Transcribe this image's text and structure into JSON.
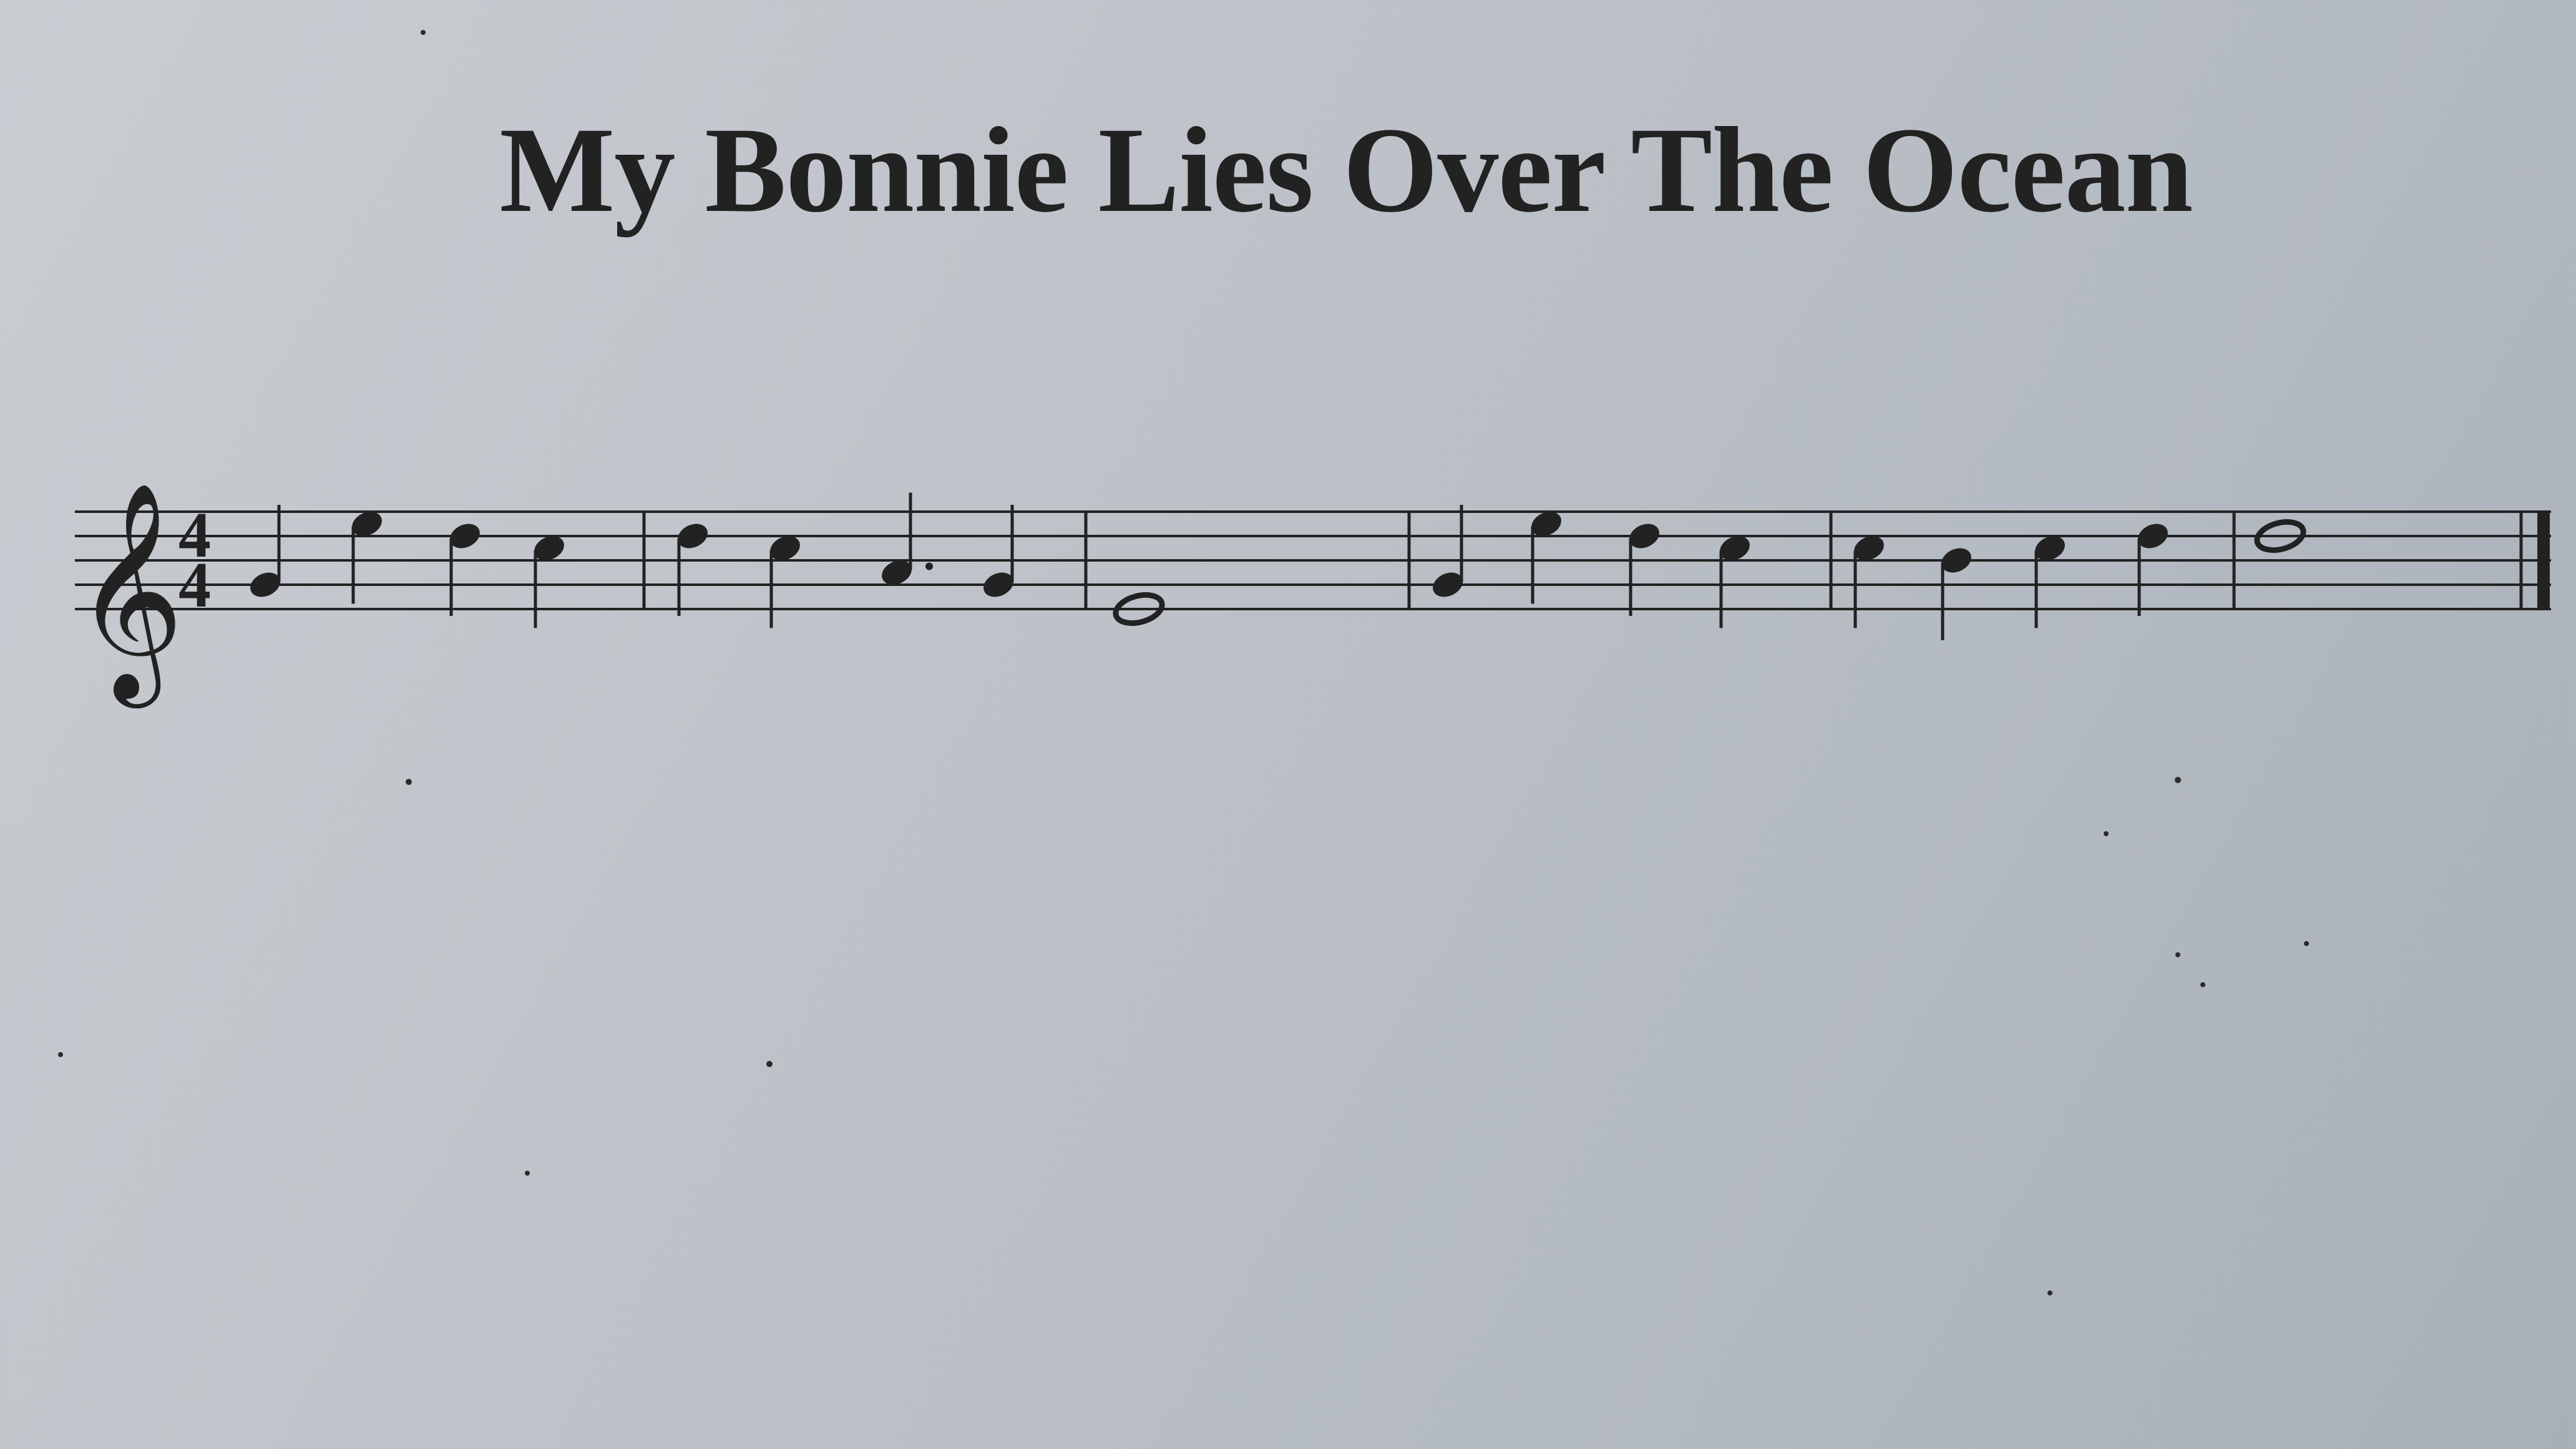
{
  "title": "My Bonnie Lies Over The Ocean",
  "time_signature": {
    "top": "4",
    "bottom": "4"
  },
  "colors": {
    "ink": "#222222",
    "paper": "#bfc4ca"
  },
  "notes": [
    {
      "measure": 1,
      "pitch": "G4",
      "dur": "quarter"
    },
    {
      "measure": 1,
      "pitch": "E5",
      "dur": "quarter"
    },
    {
      "measure": 1,
      "pitch": "D5",
      "dur": "quarter"
    },
    {
      "measure": 1,
      "pitch": "C5",
      "dur": "quarter"
    },
    {
      "measure": 2,
      "pitch": "D5",
      "dur": "quarter"
    },
    {
      "measure": 2,
      "pitch": "C5",
      "dur": "quarter"
    },
    {
      "measure": 2,
      "pitch": "A4",
      "dur": "dotted-quarter"
    },
    {
      "measure": 2,
      "pitch": "G4",
      "dur": "eighth-or-quarter"
    },
    {
      "measure": 3,
      "pitch": "E4",
      "dur": "whole"
    },
    {
      "measure": 4,
      "pitch": "G4",
      "dur": "quarter"
    },
    {
      "measure": 4,
      "pitch": "E5",
      "dur": "quarter"
    },
    {
      "measure": 4,
      "pitch": "D5",
      "dur": "quarter"
    },
    {
      "measure": 4,
      "pitch": "C5",
      "dur": "quarter"
    },
    {
      "measure": 5,
      "pitch": "C5",
      "dur": "quarter"
    },
    {
      "measure": 5,
      "pitch": "B4",
      "dur": "quarter"
    },
    {
      "measure": 5,
      "pitch": "C5",
      "dur": "quarter"
    },
    {
      "measure": 5,
      "pitch": "D5",
      "dur": "quarter"
    },
    {
      "measure": 6,
      "pitch": "D5",
      "dur": "whole"
    }
  ]
}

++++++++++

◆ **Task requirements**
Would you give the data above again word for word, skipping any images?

◆ **Solution for this task**
Transcribe this image's text and structure into JSON.
{
  "title": "My Bonnie Lies Over The Ocean",
  "time_signature": {
    "top": "4",
    "bottom": "4"
  },
  "colors": {
    "ink": "#222222",
    "paper": "#bfc4ca"
  },
  "notes": [
    {
      "measure": 1,
      "pitch": "G4",
      "dur": "quarter"
    },
    {
      "measure": 1,
      "pitch": "E5",
      "dur": "quarter"
    },
    {
      "measure": 1,
      "pitch": "D5",
      "dur": "quarter"
    },
    {
      "measure": 1,
      "pitch": "C5",
      "dur": "quarter"
    },
    {
      "measure": 2,
      "pitch": "D5",
      "dur": "quarter"
    },
    {
      "measure": 2,
      "pitch": "C5",
      "dur": "quarter"
    },
    {
      "measure": 2,
      "pitch": "A4",
      "dur": "dotted-quarter"
    },
    {
      "measure": 2,
      "pitch": "G4",
      "dur": "eighth-or-quarter"
    },
    {
      "measure": 3,
      "pitch": "E4",
      "dur": "whole"
    },
    {
      "measure": 4,
      "pitch": "G4",
      "dur": "quarter"
    },
    {
      "measure": 4,
      "pitch": "E5",
      "dur": "quarter"
    },
    {
      "measure": 4,
      "pitch": "D5",
      "dur": "quarter"
    },
    {
      "measure": 4,
      "pitch": "C5",
      "dur": "quarter"
    },
    {
      "measure": 5,
      "pitch": "C5",
      "dur": "quarter"
    },
    {
      "measure": 5,
      "pitch": "B4",
      "dur": "quarter"
    },
    {
      "measure": 5,
      "pitch": "C5",
      "dur": "quarter"
    },
    {
      "measure": 5,
      "pitch": "D5",
      "dur": "quarter"
    },
    {
      "measure": 6,
      "pitch": "D5",
      "dur": "whole"
    }
  ]
}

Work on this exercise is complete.